Student protests are not new

Universities are ancient institutions.  The first university was founded in Bologna, Italy in 1088  and is still in existence.  The first universities grew out of monastic schools and catered to the medieval fascination with learning that had been nurtured in monasteries.  Bologna University began by teaching law and its application to solve the problems facing society.
Surprisingly, student protests are almost as old as universities themselves.  The first record of student unrest comes from the University of Paris in 1229 and led to the institution being closed for more than two years.

bookburn2 The university, founded under church patronage, enrolled students at age fourteen and the curriculum lasted between six and twelve years.  Most students came from the aristocratic classes of Europe as tuition fees, lodging and travel costs were beyond the reach of the poor.

The Paris strike of 1229, was in response to excessive force used to quell a pub riot caused by drunken students during a pre-lenten carnival.  The students were under church protection. City guardsmen called in to enforce discipline, killed several students; some of whom had not been involved in trashing the pub.  The resulting strike saw all tuition stopped for two years and students had to relocate to other universities at Rheims, Oxford or Toulouse.  Only the intervention of Pope Gregory IX, an alumni of Paris University, saw classes resume in 1231.

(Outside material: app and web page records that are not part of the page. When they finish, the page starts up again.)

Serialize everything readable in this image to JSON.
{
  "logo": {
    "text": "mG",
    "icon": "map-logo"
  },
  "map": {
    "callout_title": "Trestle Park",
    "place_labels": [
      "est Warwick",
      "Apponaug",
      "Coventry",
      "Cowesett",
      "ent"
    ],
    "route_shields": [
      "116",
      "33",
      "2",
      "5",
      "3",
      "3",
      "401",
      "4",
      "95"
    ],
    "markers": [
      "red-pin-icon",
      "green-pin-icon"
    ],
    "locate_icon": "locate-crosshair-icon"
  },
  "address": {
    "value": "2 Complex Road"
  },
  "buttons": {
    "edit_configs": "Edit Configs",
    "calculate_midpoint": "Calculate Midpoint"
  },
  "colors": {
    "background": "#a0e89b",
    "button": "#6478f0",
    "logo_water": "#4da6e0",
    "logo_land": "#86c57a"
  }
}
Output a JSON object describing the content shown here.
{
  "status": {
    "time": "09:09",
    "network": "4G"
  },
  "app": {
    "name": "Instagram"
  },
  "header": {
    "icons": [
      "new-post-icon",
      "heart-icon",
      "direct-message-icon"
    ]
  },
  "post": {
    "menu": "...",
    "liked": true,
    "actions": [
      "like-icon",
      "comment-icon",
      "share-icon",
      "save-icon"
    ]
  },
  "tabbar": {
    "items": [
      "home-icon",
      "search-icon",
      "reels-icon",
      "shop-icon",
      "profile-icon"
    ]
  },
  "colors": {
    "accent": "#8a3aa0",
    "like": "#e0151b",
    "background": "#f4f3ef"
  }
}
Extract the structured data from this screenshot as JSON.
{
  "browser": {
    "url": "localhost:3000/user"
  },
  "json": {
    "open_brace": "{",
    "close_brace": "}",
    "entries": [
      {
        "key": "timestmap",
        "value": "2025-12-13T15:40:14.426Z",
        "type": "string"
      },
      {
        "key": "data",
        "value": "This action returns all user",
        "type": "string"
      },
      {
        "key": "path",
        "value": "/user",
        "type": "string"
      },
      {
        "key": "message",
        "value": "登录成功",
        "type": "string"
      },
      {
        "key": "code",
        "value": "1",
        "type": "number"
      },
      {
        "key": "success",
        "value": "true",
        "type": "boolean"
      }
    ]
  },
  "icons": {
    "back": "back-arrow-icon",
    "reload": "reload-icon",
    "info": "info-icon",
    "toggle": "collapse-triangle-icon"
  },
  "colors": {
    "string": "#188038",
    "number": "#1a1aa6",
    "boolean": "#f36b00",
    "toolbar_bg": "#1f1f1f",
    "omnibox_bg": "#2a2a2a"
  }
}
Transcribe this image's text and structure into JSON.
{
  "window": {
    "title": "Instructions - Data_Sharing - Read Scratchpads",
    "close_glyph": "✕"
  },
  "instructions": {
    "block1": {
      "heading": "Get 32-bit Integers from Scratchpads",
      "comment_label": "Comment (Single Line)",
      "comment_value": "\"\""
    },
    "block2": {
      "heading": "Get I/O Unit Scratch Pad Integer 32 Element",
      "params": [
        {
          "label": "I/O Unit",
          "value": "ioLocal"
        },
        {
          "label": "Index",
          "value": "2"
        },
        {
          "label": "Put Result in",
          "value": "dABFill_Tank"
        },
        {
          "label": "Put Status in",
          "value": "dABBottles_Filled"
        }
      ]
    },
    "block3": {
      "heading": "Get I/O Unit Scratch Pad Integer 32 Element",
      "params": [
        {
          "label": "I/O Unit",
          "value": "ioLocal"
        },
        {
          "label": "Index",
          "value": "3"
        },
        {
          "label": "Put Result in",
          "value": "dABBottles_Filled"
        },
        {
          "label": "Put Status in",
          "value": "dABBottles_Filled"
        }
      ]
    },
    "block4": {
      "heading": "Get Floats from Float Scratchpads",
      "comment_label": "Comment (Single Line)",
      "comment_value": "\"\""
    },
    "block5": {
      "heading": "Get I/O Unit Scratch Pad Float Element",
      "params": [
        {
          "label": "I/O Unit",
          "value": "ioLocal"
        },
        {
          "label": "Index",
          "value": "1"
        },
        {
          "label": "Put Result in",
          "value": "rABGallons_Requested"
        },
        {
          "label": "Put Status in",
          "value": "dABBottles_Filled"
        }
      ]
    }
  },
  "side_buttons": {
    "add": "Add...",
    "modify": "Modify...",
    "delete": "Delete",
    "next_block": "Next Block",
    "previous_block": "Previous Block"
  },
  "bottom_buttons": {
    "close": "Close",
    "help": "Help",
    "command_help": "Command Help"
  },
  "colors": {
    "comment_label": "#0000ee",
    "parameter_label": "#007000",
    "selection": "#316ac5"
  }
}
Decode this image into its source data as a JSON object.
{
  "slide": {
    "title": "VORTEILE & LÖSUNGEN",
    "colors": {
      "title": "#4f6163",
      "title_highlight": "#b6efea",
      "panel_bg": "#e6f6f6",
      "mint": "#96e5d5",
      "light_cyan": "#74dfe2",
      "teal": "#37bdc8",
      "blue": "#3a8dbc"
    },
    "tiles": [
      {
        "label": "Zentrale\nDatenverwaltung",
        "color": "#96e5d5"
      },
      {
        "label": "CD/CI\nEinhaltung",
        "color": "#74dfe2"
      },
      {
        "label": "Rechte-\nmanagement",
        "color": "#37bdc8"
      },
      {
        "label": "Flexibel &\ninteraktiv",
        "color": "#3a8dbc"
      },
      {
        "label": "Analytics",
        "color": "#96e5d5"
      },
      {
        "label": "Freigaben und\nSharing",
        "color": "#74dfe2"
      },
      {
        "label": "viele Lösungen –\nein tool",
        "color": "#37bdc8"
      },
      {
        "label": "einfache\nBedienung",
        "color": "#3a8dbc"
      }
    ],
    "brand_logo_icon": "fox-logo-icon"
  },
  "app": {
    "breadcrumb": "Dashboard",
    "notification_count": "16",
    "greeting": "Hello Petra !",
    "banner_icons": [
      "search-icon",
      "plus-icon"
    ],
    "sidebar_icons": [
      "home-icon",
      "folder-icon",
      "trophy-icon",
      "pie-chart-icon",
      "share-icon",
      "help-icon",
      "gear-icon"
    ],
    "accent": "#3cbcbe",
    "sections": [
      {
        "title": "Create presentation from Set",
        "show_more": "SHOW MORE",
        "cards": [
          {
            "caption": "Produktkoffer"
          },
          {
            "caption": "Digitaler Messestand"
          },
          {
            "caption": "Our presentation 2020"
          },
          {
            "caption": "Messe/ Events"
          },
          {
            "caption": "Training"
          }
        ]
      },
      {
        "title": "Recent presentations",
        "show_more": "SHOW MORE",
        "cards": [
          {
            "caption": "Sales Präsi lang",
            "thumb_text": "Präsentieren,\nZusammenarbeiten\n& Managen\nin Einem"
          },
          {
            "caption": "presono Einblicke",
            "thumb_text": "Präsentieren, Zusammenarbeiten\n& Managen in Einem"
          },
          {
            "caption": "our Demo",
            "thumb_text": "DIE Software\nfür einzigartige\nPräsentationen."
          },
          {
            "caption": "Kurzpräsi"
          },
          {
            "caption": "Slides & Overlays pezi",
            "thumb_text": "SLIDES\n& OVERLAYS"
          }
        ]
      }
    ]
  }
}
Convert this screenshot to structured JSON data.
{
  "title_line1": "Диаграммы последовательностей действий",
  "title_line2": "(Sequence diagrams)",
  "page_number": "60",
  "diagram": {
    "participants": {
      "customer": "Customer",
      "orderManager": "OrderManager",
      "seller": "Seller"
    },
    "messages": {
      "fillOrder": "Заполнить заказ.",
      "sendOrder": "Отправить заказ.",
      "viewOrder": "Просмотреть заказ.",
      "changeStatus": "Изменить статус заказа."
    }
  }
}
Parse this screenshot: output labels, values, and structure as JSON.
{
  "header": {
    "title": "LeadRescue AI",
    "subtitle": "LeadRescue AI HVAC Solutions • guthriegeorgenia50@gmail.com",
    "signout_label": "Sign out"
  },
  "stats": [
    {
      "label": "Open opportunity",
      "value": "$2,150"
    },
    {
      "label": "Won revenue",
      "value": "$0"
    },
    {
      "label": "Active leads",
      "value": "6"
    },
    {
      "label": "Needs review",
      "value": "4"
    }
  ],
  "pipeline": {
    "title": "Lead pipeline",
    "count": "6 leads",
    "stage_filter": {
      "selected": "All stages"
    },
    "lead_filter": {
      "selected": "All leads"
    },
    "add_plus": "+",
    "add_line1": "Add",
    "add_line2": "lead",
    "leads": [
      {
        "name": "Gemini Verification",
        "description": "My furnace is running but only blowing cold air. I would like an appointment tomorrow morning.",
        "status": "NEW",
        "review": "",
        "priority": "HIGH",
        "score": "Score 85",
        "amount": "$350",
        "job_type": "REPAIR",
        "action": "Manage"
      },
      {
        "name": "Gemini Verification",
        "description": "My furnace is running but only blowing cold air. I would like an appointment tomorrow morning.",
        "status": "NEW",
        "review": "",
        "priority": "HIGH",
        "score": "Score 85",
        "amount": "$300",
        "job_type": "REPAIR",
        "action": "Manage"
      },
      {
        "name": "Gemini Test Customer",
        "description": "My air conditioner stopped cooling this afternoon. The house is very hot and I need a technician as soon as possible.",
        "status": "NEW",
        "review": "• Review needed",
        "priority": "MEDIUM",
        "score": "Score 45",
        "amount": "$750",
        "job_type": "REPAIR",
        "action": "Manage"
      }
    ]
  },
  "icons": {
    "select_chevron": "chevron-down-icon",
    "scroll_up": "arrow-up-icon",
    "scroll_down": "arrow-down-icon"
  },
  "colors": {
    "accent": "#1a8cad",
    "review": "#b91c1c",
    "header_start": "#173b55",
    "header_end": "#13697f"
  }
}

Classically a university was where students went to read and learned how to apply their minds.  Universities produced thinkers.
With the rise of the industrial and technical age and recently, the electronic, digital and informational age, new skills were required to keep technology functioning.  A new form of technical education institution arose: the polytechnic or technikon.  This form of education was significantly different.  Technikons produced technicians and engineers who could maintain and service the technology in operation.  In recent decades the line between universities producing thinkers and technikons producing technicians has blurred.  In South Africa the merging of technicons and universities in the 2000’s was driven by skill shortages caused by a rapidly growing post-sanctions economy.

The nett effect of these dynamics has been that a tertiary education degree or diploma is now regarded as a ticket to a job.  That may be a misperception. Statistics SA reports that in the first quarter of 2016, 33,7% of unemployed Black South Africans were graduates, (28,3% of Coloured, 59,7% of Indian and 40,3% of White unemployed)

Underpinning student demands, International Law regards a university education as a universal human right.
The Universal Declaration of Human Rights states in Article 26.1 “Everyone has the right to education. Education shall be free, at least in the elementary and fundamental stages. Elementary education shall be compulsory. Technical and professional education shall be made generally available and higher education shall be equally accessible to all on the basis of merit.”

So if merit and not entitlement is the global criteria, the challenge facing South African universities is how to give meritorious students access to the money.